Items from an interface collection:
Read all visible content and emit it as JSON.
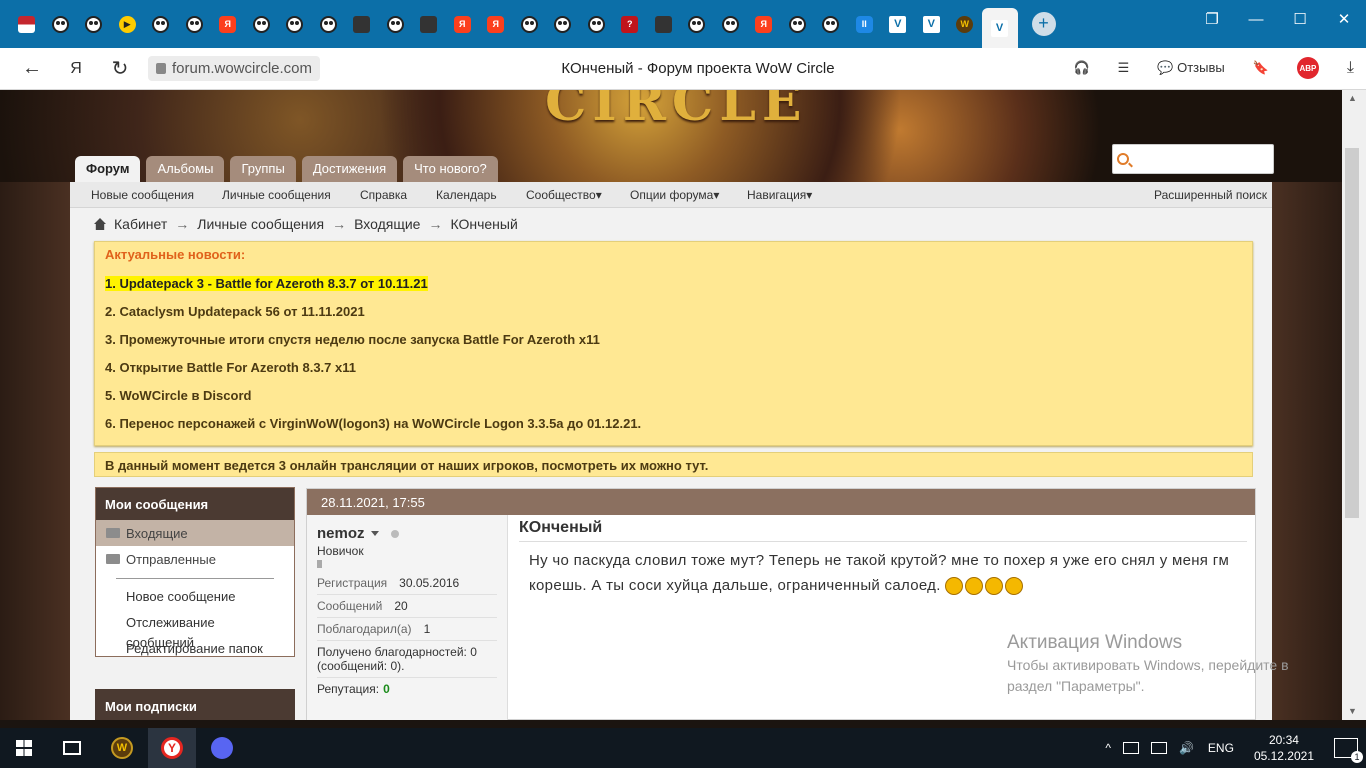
{
  "browser": {
    "url": "forum.wowcircle.com",
    "page_title": "КОнченый - Форум проекта WoW Circle",
    "reviews_label": "Отзывы",
    "abp_label": "ABP",
    "yandex_label": "Я"
  },
  "tabs": [
    {
      "icon": "flag-icon",
      "style": "flag",
      "text": ""
    },
    {
      "icon": "panda-icon",
      "style": "panda",
      "text": ""
    },
    {
      "icon": "panda-icon",
      "style": "panda",
      "text": ""
    },
    {
      "icon": "play-icon",
      "style": "play",
      "text": "▶"
    },
    {
      "icon": "panda-icon",
      "style": "panda",
      "text": ""
    },
    {
      "icon": "panda-icon",
      "style": "panda",
      "text": ""
    },
    {
      "icon": "yandex-icon",
      "style": "ya",
      "text": "Я"
    },
    {
      "icon": "panda-icon",
      "style": "panda",
      "text": ""
    },
    {
      "icon": "panda-icon",
      "style": "panda",
      "text": ""
    },
    {
      "icon": "panda-icon",
      "style": "panda",
      "text": ""
    },
    {
      "icon": "site-icon",
      "style": "sq",
      "text": ""
    },
    {
      "icon": "panda-icon",
      "style": "panda",
      "text": ""
    },
    {
      "icon": "site-icon",
      "style": "sq",
      "text": ""
    },
    {
      "icon": "yandex-icon",
      "style": "ya",
      "text": "Я"
    },
    {
      "icon": "yandex-icon",
      "style": "ya",
      "text": "Я"
    },
    {
      "icon": "panda-icon",
      "style": "panda",
      "text": ""
    },
    {
      "icon": "panda-icon",
      "style": "panda",
      "text": ""
    },
    {
      "icon": "panda-icon",
      "style": "panda",
      "text": ""
    },
    {
      "icon": "question-icon",
      "style": "red",
      "text": "?"
    },
    {
      "icon": "site-icon",
      "style": "sq",
      "text": ""
    },
    {
      "icon": "panda-icon",
      "style": "panda",
      "text": ""
    },
    {
      "icon": "panda-icon",
      "style": "panda",
      "text": ""
    },
    {
      "icon": "yandex-icon",
      "style": "ya",
      "text": "Я"
    },
    {
      "icon": "panda-icon",
      "style": "panda",
      "text": ""
    },
    {
      "icon": "panda-icon",
      "style": "panda",
      "text": ""
    },
    {
      "icon": "pause-icon",
      "style": "blue",
      "text": "II"
    },
    {
      "icon": "wv-icon",
      "style": "wv",
      "text": "V"
    },
    {
      "icon": "wv-icon",
      "style": "wv",
      "text": "V"
    },
    {
      "icon": "wow-icon",
      "style": "wow",
      "text": "W"
    }
  ],
  "forum": {
    "nav_tabs": [
      "Форум",
      "Альбомы",
      "Группы",
      "Достижения",
      "Что нового?"
    ],
    "subnav": [
      "Новые сообщения",
      "Личные сообщения",
      "Справка",
      "Календарь",
      "Сообщество▾",
      "Опции форума▾",
      "Навигация▾"
    ],
    "advanced_search": "Расширенный поиск",
    "breadcrumb": [
      "Кабинет",
      "Личные сообщения",
      "Входящие",
      "КОнченый"
    ],
    "news": {
      "heading": "Актуальные новости:",
      "items": [
        "1. Updatepack 3 - Battle for Azeroth 8.3.7 от 10.11.21",
        "2. Cataclysm Updatepack 56 от 11.11.2021",
        "3. Промежуточные итоги спустя неделю после запуска Battle For Azeroth x11",
        "4. Открытие Battle For Azeroth 8.3.7 x11",
        "5. WoWCircle в Discord",
        "6. Перенос персонажей с VirginWoW(logon3) на WoWCircle Logon 3.3.5a до 01.12.21."
      ]
    },
    "stream_notice": "В данный момент ведется 3 онлайн трансляции от наших игроков, посмотреть их можно тут.",
    "sidebar": {
      "title": "Мои сообщения",
      "folders": [
        "Входящие",
        "Отправленные"
      ],
      "links": [
        "Новое сообщение",
        "Отслеживание сообщений",
        "Редактирование папок"
      ],
      "subscriptions_title": "Мои подписки"
    },
    "post": {
      "date": "28.11.2021, 17:55",
      "author": "nemoz",
      "rank": "Новичок",
      "stats": [
        {
          "label": "Регистрация",
          "value": "30.05.2016"
        },
        {
          "label": "Сообщений",
          "value": "20"
        },
        {
          "label": "Поблагодарил(а)",
          "value": "1"
        }
      ],
      "thanks_text": "Получено благодарностей: 0 (сообщений: 0).",
      "reputation_label": "Репутация:",
      "reputation_value": "0",
      "title": "КОнченый",
      "text": "Ну чо паскуда словил тоже мут? Теперь не такой крутой? мне то похер я уже его снял у меня гм корешь. А ты соси хуйца дальше, ограниченный салоед."
    }
  },
  "windows_watermark": {
    "title": "Активация Windows",
    "line1": "Чтобы активировать Windows, перейдите в",
    "line2": "раздел \"Параметры\"."
  },
  "taskbar": {
    "time": "20:34",
    "date": "05.12.2021",
    "lang": "ENG",
    "notif_count": "1",
    "wow_label": "W",
    "yandex_label": "Y"
  }
}
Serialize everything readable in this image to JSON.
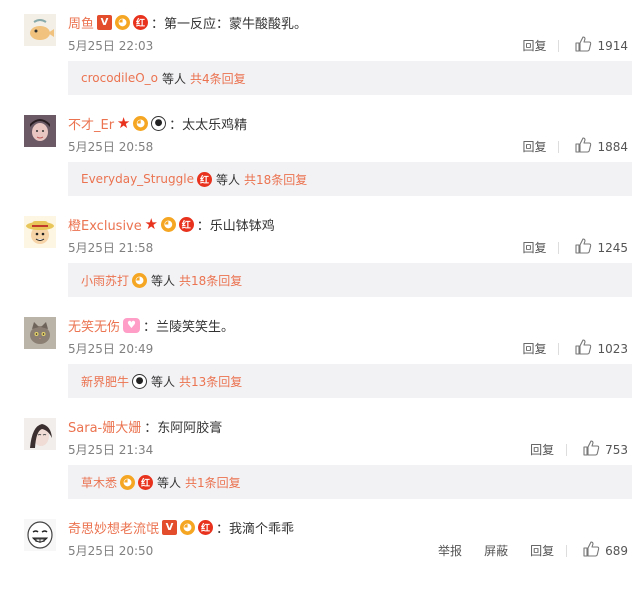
{
  "comments": [
    {
      "username": "周鱼",
      "badges": [
        "v-badge",
        "face-badge",
        "hong-badge"
      ],
      "text": "第一反应：蒙牛酸酸乳。",
      "time": "5月25日 22:03",
      "reply_label": "回复",
      "likes": "1914",
      "reply_preview": {
        "name": "crocodileO_o",
        "badges": [],
        "suffix": "等人",
        "total": "共4条回复"
      }
    },
    {
      "username": "不才_Er",
      "badges": [
        "star-badge",
        "face-badge",
        "panda-badge"
      ],
      "text": "太太乐鸡精",
      "time": "5月25日 20:58",
      "reply_label": "回复",
      "likes": "1884",
      "reply_preview": {
        "name": "Everyday_Struggle",
        "badges": [
          "hong-badge"
        ],
        "suffix": "等人",
        "total": "共18条回复"
      }
    },
    {
      "username": "橙Exclusive",
      "badges": [
        "star-badge",
        "face-badge",
        "hong-badge"
      ],
      "text": "乐山钵钵鸡",
      "time": "5月25日 21:58",
      "reply_label": "回复",
      "likes": "1245",
      "reply_preview": {
        "name": "小雨苏打",
        "badges": [
          "face-badge"
        ],
        "suffix": "等人",
        "total": "共18条回复"
      }
    },
    {
      "username": "无笑无伤",
      "badges": [
        "heart-badge"
      ],
      "text": "兰陵笑笑生。",
      "time": "5月25日 20:49",
      "reply_label": "回复",
      "likes": "1023",
      "reply_preview": {
        "name": "新界肥牛",
        "badges": [
          "panda-badge"
        ],
        "suffix": "等人",
        "total": "共13条回复"
      }
    },
    {
      "username": "Sara-姗大姗",
      "badges": [],
      "text": "东阿阿胶膏",
      "time": "5月25日 21:34",
      "reply_label": "回复",
      "likes": "753",
      "reply_preview": {
        "name": "草木悉",
        "badges": [
          "face-badge",
          "hong-badge"
        ],
        "suffix": "等人",
        "total": "共1条回复"
      }
    },
    {
      "username": "奇思妙想老流氓",
      "badges": [
        "v-badge",
        "face-badge",
        "hong-badge"
      ],
      "text": "我滴个乖乖",
      "time": "5月25日 20:50",
      "report_label": "举报",
      "block_label": "屏蔽",
      "reply_label": "回复",
      "likes": "689"
    }
  ],
  "badge_glyphs": {
    "v-badge": "V",
    "star-badge": "★",
    "face-badge": "◕",
    "hong-badge": "红",
    "panda-badge": "●",
    "heart-badge": "♥"
  },
  "colors": {
    "username": "#eb7350",
    "reply_bg": "#f2f2f5",
    "meta": "#808080"
  }
}
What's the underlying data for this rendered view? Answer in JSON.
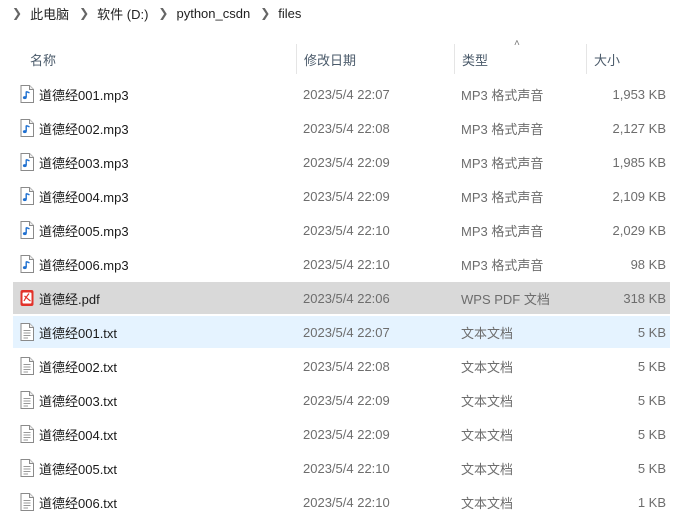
{
  "breadcrumb": [
    "此电脑",
    "软件 (D:)",
    "python_csdn",
    "files"
  ],
  "columns": {
    "name": "名称",
    "date": "修改日期",
    "type": "类型",
    "size": "大小"
  },
  "files": [
    {
      "name": "道德经001.mp3",
      "date": "2023/5/4 22:07",
      "type": "MP3 格式声音",
      "size": "1,953 KB",
      "icon": "audio-file-icon"
    },
    {
      "name": "道德经002.mp3",
      "date": "2023/5/4 22:08",
      "type": "MP3 格式声音",
      "size": "2,127 KB",
      "icon": "audio-file-icon"
    },
    {
      "name": "道德经003.mp3",
      "date": "2023/5/4 22:09",
      "type": "MP3 格式声音",
      "size": "1,985 KB",
      "icon": "audio-file-icon"
    },
    {
      "name": "道德经004.mp3",
      "date": "2023/5/4 22:09",
      "type": "MP3 格式声音",
      "size": "2,109 KB",
      "icon": "audio-file-icon"
    },
    {
      "name": "道德经005.mp3",
      "date": "2023/5/4 22:10",
      "type": "MP3 格式声音",
      "size": "2,029 KB",
      "icon": "audio-file-icon"
    },
    {
      "name": "道德经006.mp3",
      "date": "2023/5/4 22:10",
      "type": "MP3 格式声音",
      "size": "98 KB",
      "icon": "audio-file-icon"
    },
    {
      "name": "道德经.pdf",
      "date": "2023/5/4 22:06",
      "type": "WPS PDF 文档",
      "size": "318 KB",
      "icon": "pdf-file-icon"
    },
    {
      "name": "道德经001.txt",
      "date": "2023/5/4 22:07",
      "type": "文本文档",
      "size": "5 KB",
      "icon": "text-file-icon"
    },
    {
      "name": "道德经002.txt",
      "date": "2023/5/4 22:08",
      "type": "文本文档",
      "size": "5 KB",
      "icon": "text-file-icon"
    },
    {
      "name": "道德经003.txt",
      "date": "2023/5/4 22:09",
      "type": "文本文档",
      "size": "5 KB",
      "icon": "text-file-icon"
    },
    {
      "name": "道德经004.txt",
      "date": "2023/5/4 22:09",
      "type": "文本文档",
      "size": "5 KB",
      "icon": "text-file-icon"
    },
    {
      "name": "道德经005.txt",
      "date": "2023/5/4 22:10",
      "type": "文本文档",
      "size": "5 KB",
      "icon": "text-file-icon"
    },
    {
      "name": "道德经006.txt",
      "date": "2023/5/4 22:10",
      "type": "文本文档",
      "size": "1 KB",
      "icon": "text-file-icon"
    }
  ],
  "selected_index": 6,
  "hover_index": 7,
  "colors": {
    "selected": "#d9d9d9",
    "hover": "#e5f3ff",
    "audio": "#1e6fd0",
    "pdf": "#e2322a"
  }
}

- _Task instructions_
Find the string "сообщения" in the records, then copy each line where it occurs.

- _Result_
      "Новые сообщения",
      "Личные сообщения",
      "Личные сообщения",
      "title": "Мои сообщения",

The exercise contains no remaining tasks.